*** EXERCISE DATA ***

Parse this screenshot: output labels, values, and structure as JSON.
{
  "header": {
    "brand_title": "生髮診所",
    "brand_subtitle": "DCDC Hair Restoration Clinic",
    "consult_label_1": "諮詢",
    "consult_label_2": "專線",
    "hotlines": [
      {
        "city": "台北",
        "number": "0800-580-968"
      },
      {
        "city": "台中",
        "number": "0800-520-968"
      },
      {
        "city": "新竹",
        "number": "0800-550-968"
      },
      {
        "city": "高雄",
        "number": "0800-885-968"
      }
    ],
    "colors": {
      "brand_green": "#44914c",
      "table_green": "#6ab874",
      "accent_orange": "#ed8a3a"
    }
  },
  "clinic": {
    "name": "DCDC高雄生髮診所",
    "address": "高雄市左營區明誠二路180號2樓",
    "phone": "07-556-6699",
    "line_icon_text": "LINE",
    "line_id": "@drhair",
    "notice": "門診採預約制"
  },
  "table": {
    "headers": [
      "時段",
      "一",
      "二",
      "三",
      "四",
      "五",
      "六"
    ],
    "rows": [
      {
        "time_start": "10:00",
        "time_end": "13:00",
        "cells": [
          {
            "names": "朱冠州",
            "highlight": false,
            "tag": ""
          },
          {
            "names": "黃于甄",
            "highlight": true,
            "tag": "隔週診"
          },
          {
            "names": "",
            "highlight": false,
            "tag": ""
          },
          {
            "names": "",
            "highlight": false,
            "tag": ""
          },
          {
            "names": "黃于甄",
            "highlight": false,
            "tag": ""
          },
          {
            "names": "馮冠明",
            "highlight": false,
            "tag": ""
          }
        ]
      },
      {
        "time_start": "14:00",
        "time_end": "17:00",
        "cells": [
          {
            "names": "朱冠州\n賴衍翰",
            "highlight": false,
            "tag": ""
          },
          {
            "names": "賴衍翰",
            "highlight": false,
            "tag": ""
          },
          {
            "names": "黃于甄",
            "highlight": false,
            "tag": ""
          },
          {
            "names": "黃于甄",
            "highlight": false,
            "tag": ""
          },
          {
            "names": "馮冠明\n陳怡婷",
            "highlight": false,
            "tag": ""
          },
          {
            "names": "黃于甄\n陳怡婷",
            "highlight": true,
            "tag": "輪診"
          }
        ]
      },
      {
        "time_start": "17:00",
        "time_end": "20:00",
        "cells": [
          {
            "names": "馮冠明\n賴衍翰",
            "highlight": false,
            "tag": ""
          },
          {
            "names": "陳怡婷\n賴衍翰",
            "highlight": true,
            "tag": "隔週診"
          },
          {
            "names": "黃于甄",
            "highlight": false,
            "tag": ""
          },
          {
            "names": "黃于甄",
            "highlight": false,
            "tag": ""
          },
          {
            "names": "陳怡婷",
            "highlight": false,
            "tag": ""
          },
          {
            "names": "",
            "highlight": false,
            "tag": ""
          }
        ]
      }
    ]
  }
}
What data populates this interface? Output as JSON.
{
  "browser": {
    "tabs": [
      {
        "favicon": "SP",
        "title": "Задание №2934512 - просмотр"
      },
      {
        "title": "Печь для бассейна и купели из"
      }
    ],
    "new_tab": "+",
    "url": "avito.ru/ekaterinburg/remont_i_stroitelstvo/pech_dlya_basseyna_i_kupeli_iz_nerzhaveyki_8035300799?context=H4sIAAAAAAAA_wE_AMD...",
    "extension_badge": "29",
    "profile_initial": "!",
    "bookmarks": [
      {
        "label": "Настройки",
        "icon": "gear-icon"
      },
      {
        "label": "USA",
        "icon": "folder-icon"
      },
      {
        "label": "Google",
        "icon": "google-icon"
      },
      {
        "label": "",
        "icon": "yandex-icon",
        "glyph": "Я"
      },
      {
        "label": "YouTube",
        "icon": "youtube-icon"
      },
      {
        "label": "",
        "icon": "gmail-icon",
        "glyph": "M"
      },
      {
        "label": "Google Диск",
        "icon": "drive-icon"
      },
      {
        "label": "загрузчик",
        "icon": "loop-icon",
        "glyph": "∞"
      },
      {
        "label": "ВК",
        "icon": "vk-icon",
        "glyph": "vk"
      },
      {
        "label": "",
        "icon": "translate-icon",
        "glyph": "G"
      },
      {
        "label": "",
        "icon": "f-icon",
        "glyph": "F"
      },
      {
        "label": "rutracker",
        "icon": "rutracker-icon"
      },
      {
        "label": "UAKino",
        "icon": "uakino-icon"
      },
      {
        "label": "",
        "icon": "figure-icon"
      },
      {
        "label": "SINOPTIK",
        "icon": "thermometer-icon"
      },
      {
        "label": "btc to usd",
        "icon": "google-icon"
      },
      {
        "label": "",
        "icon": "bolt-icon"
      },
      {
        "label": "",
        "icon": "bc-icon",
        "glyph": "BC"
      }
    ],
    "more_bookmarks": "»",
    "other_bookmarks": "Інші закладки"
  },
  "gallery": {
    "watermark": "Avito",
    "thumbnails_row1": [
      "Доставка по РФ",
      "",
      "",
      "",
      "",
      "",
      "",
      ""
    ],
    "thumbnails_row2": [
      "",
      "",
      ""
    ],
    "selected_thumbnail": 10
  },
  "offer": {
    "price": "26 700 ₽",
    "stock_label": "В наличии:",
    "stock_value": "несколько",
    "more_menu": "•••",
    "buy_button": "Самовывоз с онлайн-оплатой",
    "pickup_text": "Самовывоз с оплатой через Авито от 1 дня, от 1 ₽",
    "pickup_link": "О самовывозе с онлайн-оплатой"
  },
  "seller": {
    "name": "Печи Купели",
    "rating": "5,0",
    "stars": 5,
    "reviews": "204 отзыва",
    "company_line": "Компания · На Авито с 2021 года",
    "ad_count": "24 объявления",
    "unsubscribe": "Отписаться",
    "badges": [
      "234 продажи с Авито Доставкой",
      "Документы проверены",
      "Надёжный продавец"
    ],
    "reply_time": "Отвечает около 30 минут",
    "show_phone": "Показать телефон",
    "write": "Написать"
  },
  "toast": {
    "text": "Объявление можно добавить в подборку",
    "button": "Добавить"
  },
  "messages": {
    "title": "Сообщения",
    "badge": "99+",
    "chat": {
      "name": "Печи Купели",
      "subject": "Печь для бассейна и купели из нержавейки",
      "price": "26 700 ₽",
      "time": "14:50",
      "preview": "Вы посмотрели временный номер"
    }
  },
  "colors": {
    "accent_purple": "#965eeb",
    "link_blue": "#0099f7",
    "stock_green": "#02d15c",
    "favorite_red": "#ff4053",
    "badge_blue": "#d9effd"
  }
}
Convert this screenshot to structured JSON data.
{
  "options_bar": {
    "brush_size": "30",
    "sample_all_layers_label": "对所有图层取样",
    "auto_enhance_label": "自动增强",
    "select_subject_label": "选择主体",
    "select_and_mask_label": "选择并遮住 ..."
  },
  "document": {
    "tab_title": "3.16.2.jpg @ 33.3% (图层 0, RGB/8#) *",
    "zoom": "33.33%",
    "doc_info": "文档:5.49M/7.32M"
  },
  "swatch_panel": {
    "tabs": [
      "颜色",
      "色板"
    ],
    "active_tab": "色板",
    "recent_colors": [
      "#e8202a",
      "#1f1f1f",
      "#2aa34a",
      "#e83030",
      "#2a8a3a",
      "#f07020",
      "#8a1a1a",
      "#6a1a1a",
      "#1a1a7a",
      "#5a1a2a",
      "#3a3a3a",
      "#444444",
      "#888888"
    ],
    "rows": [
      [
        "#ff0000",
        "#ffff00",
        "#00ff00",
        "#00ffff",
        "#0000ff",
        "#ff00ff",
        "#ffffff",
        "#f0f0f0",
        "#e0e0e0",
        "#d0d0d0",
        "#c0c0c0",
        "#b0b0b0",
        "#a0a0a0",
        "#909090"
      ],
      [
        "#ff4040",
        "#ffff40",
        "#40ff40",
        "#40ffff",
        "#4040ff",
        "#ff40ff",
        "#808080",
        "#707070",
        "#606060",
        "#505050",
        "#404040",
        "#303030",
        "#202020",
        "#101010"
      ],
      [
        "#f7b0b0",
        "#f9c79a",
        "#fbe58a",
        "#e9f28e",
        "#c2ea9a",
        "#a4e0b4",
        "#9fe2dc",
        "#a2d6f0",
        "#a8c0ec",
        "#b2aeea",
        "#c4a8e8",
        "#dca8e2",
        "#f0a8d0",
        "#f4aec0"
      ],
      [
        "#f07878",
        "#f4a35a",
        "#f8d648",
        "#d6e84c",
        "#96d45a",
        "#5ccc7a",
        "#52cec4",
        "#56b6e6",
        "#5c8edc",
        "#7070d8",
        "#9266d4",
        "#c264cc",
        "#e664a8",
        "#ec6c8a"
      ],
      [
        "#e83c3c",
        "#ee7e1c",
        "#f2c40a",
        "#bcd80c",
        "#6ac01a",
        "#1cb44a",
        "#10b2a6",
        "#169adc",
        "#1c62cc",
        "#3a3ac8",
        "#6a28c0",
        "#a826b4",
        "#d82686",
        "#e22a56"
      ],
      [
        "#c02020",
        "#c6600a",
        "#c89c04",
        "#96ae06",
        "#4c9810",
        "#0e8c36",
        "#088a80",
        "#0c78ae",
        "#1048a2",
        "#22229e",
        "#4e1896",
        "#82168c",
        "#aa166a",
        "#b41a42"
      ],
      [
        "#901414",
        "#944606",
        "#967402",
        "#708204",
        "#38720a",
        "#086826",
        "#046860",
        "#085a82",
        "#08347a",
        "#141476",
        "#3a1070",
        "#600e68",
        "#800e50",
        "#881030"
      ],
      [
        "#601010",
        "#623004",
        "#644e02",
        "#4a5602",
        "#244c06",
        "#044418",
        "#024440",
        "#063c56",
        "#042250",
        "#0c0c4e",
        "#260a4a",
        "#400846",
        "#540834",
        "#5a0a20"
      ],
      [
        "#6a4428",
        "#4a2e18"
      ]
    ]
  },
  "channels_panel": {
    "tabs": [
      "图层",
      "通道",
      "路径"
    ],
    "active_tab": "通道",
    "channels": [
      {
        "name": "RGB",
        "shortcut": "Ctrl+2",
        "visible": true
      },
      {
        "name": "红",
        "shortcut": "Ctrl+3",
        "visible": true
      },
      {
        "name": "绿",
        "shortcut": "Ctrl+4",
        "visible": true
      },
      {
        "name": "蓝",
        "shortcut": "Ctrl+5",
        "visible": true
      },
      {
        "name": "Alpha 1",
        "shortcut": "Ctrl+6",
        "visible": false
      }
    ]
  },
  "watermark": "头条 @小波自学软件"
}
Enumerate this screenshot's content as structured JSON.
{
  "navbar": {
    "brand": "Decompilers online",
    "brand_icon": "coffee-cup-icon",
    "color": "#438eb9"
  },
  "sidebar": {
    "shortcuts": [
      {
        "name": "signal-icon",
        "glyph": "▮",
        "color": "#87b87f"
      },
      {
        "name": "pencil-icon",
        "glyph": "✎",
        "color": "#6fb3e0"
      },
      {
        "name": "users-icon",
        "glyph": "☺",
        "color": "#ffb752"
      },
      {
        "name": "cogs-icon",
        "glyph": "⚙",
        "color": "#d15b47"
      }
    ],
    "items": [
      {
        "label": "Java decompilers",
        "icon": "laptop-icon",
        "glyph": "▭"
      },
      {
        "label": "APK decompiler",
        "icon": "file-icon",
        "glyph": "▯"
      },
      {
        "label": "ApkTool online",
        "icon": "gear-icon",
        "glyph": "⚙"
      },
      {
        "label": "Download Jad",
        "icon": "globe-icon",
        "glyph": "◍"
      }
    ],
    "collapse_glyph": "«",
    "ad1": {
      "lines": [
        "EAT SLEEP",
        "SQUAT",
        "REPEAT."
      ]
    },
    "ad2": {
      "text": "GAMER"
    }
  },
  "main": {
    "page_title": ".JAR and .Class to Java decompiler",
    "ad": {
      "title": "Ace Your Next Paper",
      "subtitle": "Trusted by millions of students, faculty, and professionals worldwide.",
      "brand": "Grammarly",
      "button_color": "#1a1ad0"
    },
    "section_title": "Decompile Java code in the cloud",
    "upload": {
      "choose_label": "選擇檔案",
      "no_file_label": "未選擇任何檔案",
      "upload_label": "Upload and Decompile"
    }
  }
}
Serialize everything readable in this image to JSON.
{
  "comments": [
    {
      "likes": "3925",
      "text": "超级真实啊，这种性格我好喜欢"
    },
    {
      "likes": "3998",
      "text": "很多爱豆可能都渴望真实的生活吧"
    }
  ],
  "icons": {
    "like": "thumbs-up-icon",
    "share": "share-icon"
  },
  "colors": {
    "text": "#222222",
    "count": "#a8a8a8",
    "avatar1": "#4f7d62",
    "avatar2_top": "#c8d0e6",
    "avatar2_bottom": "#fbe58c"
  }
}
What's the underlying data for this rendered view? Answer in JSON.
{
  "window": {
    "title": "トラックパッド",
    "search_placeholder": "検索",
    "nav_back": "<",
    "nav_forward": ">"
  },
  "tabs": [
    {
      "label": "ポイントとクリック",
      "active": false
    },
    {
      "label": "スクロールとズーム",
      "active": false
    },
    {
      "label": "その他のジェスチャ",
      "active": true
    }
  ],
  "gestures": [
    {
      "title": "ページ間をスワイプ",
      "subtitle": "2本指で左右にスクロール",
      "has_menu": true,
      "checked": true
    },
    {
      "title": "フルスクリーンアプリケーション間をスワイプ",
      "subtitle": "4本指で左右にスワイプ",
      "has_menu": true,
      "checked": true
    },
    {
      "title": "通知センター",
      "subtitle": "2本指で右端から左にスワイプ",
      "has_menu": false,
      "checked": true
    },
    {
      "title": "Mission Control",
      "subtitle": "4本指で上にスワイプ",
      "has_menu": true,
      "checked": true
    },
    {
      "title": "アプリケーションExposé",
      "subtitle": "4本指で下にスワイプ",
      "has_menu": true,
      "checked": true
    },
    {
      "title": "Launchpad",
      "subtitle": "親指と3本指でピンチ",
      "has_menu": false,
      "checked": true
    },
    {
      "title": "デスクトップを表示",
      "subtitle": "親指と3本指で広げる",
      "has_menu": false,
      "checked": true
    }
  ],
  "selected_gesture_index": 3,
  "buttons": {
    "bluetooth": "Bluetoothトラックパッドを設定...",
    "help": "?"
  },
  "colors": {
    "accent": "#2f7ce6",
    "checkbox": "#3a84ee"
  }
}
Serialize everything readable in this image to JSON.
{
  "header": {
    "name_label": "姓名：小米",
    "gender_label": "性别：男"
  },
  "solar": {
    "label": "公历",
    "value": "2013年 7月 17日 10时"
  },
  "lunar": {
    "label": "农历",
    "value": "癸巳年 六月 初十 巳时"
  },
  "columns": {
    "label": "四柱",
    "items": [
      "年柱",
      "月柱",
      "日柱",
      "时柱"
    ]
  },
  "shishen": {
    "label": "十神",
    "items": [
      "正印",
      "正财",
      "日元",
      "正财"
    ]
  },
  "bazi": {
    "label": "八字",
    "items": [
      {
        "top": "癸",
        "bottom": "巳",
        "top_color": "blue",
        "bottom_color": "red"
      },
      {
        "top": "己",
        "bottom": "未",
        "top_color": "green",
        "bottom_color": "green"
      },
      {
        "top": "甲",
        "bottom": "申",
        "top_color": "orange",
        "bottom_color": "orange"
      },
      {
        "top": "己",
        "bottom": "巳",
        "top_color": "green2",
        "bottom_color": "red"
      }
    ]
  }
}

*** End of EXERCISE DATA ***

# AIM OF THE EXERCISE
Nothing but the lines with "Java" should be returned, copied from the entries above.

# SOLUTION
        "label": "Java decompilers",
    "page_title": ".JAR and .Class to Java decompiler",
    "section_title": "Decompile Java code in the cloud",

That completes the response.